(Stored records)
• • • • • • •

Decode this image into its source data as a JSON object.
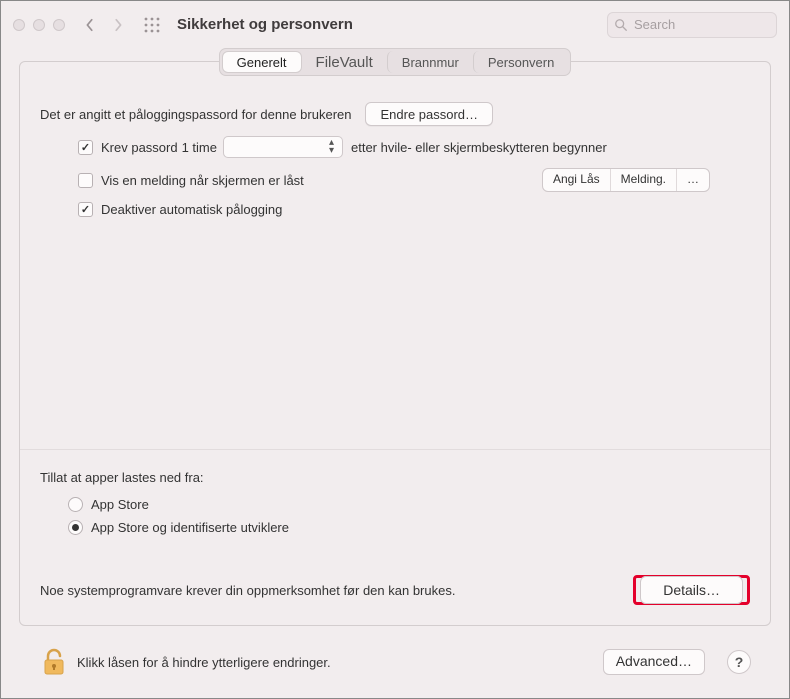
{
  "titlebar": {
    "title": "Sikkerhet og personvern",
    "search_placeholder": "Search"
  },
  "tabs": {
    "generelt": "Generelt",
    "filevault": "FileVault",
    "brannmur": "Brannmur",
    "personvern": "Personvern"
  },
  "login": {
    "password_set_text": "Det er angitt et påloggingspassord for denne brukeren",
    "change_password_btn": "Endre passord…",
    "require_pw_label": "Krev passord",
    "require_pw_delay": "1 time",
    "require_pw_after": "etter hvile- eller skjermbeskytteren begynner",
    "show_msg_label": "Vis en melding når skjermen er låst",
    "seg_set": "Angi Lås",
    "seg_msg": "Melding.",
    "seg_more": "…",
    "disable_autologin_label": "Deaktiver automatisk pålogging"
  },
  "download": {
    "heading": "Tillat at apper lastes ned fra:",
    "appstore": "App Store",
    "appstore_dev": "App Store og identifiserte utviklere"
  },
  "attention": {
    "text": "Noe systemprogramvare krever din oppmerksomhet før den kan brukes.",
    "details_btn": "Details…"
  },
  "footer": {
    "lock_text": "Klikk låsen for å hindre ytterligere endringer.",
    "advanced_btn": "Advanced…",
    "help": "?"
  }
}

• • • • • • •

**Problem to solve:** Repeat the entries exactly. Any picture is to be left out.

**Expected answer:**
Decode this image into its source data as a JSON object.
{
  "titlebar": {
    "title": "Sikkerhet og personvern",
    "search_placeholder": "Search"
  },
  "tabs": {
    "generelt": "Generelt",
    "filevault": "FileVault",
    "brannmur": "Brannmur",
    "personvern": "Personvern"
  },
  "login": {
    "password_set_text": "Det er angitt et påloggingspassord for denne brukeren",
    "change_password_btn": "Endre passord…",
    "require_pw_label": "Krev passord",
    "require_pw_delay": "1 time",
    "require_pw_after": "etter hvile- eller skjermbeskytteren begynner",
    "show_msg_label": "Vis en melding når skjermen er låst",
    "seg_set": "Angi Lås",
    "seg_msg": "Melding.",
    "seg_more": "…",
    "disable_autologin_label": "Deaktiver automatisk pålogging"
  },
  "download": {
    "heading": "Tillat at apper lastes ned fra:",
    "appstore": "App Store",
    "appstore_dev": "App Store og identifiserte utviklere"
  },
  "attention": {
    "text": "Noe systemprogramvare krever din oppmerksomhet før den kan brukes.",
    "details_btn": "Details…"
  },
  "footer": {
    "lock_text": "Klikk låsen for å hindre ytterligere endringer.",
    "advanced_btn": "Advanced…",
    "help": "?"
  }
}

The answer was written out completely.